* [WHAT IS REQUIRED]: The answer must be the full listing, restated word for word.

* [DATA SUPPLIED]:
=-=-=-=-=
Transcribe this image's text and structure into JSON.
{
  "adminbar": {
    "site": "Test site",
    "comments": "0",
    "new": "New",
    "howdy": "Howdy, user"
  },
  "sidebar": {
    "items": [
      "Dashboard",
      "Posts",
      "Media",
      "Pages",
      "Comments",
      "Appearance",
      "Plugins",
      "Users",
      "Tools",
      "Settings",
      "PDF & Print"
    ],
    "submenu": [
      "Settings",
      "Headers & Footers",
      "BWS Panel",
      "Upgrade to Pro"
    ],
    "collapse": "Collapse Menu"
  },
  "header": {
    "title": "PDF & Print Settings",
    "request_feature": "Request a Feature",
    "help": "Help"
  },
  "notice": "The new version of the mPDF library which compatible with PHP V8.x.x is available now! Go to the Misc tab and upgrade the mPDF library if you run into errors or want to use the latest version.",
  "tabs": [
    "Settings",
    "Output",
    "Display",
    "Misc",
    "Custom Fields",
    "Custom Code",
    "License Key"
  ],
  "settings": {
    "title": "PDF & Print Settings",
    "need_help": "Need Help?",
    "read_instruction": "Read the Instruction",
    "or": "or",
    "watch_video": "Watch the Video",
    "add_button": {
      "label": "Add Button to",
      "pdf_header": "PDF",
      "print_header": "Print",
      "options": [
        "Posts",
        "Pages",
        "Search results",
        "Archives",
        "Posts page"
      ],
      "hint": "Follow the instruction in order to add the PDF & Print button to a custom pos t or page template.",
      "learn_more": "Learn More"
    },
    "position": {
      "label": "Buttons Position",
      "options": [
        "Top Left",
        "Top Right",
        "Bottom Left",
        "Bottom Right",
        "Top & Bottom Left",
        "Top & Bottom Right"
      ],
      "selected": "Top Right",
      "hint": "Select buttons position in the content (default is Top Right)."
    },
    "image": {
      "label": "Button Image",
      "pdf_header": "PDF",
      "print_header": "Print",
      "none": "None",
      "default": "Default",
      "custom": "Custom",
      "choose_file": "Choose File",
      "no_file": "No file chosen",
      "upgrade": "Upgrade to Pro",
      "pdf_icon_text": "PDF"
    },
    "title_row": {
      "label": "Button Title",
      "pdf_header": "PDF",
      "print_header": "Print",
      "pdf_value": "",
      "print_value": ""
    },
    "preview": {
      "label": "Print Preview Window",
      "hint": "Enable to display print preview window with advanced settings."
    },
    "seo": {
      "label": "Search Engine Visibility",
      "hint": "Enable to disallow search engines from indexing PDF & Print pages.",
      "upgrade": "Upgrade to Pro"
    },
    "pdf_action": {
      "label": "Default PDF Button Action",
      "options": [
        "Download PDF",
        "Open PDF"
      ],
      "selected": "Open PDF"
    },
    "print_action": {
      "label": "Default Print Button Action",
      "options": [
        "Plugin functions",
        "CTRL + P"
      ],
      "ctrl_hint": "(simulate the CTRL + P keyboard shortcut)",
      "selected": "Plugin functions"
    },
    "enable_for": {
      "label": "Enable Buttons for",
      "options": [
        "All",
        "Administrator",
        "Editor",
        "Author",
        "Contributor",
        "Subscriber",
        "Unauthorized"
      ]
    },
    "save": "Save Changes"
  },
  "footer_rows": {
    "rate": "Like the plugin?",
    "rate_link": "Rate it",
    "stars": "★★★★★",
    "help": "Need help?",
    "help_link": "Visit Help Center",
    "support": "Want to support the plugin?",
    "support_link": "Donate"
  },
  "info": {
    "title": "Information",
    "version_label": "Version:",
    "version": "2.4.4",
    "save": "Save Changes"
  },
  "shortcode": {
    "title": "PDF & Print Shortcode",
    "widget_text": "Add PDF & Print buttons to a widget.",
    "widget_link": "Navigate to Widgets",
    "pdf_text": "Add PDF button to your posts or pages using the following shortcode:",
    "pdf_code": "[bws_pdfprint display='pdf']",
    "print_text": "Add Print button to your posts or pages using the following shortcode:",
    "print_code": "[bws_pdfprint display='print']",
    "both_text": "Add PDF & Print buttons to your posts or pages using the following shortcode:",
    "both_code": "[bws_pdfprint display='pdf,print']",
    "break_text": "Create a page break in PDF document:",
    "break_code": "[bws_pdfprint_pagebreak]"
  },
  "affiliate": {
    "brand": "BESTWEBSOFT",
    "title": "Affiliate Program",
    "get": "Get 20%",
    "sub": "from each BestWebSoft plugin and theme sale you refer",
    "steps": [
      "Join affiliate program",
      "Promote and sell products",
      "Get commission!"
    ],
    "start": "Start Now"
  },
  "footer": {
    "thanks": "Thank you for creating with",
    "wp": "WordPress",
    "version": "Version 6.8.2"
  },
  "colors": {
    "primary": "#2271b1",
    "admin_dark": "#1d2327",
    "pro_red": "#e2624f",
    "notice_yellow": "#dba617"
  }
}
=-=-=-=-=
* [OUTPUT BELOW]:
Transcribe this image's text and structure into JSON.
{
  "adminbar": {
    "site": "Test site",
    "comments": "0",
    "new": "New",
    "howdy": "Howdy, user"
  },
  "sidebar": {
    "items": [
      "Dashboard",
      "Posts",
      "Media",
      "Pages",
      "Comments",
      "Appearance",
      "Plugins",
      "Users",
      "Tools",
      "Settings",
      "PDF & Print"
    ],
    "submenu": [
      "Settings",
      "Headers & Footers",
      "BWS Panel",
      "Upgrade to Pro"
    ],
    "collapse": "Collapse Menu"
  },
  "header": {
    "title": "PDF & Print Settings",
    "request_feature": "Request a Feature",
    "help": "Help"
  },
  "notice": "The new version of the mPDF library which compatible with PHP V8.x.x is available now! Go to the Misc tab and upgrade the mPDF library if you run into errors or want to use the latest version.",
  "tabs": [
    "Settings",
    "Output",
    "Display",
    "Misc",
    "Custom Fields",
    "Custom Code",
    "License Key"
  ],
  "settings": {
    "title": "PDF & Print Settings",
    "need_help": "Need Help?",
    "read_instruction": "Read the Instruction",
    "or": "or",
    "watch_video": "Watch the Video",
    "add_button": {
      "label": "Add Button to",
      "pdf_header": "PDF",
      "print_header": "Print",
      "options": [
        "Posts",
        "Pages",
        "Search results",
        "Archives",
        "Posts page"
      ],
      "hint": "Follow the instruction in order to add the PDF & Print button to a custom pos t or page template.",
      "learn_more": "Learn More"
    },
    "position": {
      "label": "Buttons Position",
      "options": [
        "Top Left",
        "Top Right",
        "Bottom Left",
        "Bottom Right",
        "Top & Bottom Left",
        "Top & Bottom Right"
      ],
      "selected": "Top Right",
      "hint": "Select buttons position in the content (default is Top Right)."
    },
    "image": {
      "label": "Button Image",
      "pdf_header": "PDF",
      "print_header": "Print",
      "none": "None",
      "default": "Default",
      "custom": "Custom",
      "choose_file": "Choose File",
      "no_file": "No file chosen",
      "upgrade": "Upgrade to Pro",
      "pdf_icon_text": "PDF"
    },
    "title_row": {
      "label": "Button Title",
      "pdf_header": "PDF",
      "print_header": "Print",
      "pdf_value": "",
      "print_value": ""
    },
    "preview": {
      "label": "Print Preview Window",
      "hint": "Enable to display print preview window with advanced settings."
    },
    "seo": {
      "label": "Search Engine Visibility",
      "hint": "Enable to disallow search engines from indexing PDF & Print pages.",
      "upgrade": "Upgrade to Pro"
    },
    "pdf_action": {
      "label": "Default PDF Button Action",
      "options": [
        "Download PDF",
        "Open PDF"
      ],
      "selected": "Open PDF"
    },
    "print_action": {
      "label": "Default Print Button Action",
      "options": [
        "Plugin functions",
        "CTRL + P"
      ],
      "ctrl_hint": "(simulate the CTRL + P keyboard shortcut)",
      "selected": "Plugin functions"
    },
    "enable_for": {
      "label": "Enable Buttons for",
      "options": [
        "All",
        "Administrator",
        "Editor",
        "Author",
        "Contributor",
        "Subscriber",
        "Unauthorized"
      ]
    },
    "save": "Save Changes"
  },
  "footer_rows": {
    "rate": "Like the plugin?",
    "rate_link": "Rate it",
    "stars": "★★★★★",
    "help": "Need help?",
    "help_link": "Visit Help Center",
    "support": "Want to support the plugin?",
    "support_link": "Donate"
  },
  "info": {
    "title": "Information",
    "version_label": "Version:",
    "version": "2.4.4",
    "save": "Save Changes"
  },
  "shortcode": {
    "title": "PDF & Print Shortcode",
    "widget_text": "Add PDF & Print buttons to a widget.",
    "widget_link": "Navigate to Widgets",
    "pdf_text": "Add PDF button to your posts or pages using the following shortcode:",
    "pdf_code": "[bws_pdfprint display='pdf']",
    "print_text": "Add Print button to your posts or pages using the following shortcode:",
    "print_code": "[bws_pdfprint display='print']",
    "both_text": "Add PDF & Print buttons to your posts or pages using the following shortcode:",
    "both_code": "[bws_pdfprint display='pdf,print']",
    "break_text": "Create a page break in PDF document:",
    "break_code": "[bws_pdfprint_pagebreak]"
  },
  "affiliate": {
    "brand": "BESTWEBSOFT",
    "title": "Affiliate Program",
    "get": "Get 20%",
    "sub": "from each BestWebSoft plugin and theme sale you refer",
    "steps": [
      "Join affiliate program",
      "Promote and sell products",
      "Get commission!"
    ],
    "start": "Start Now"
  },
  "footer": {
    "thanks": "Thank you for creating with",
    "wp": "WordPress",
    "version": "Version 6.8.2"
  },
  "colors": {
    "primary": "#2271b1",
    "admin_dark": "#1d2327",
    "pro_red": "#e2624f",
    "notice_yellow": "#dba617"
  }
}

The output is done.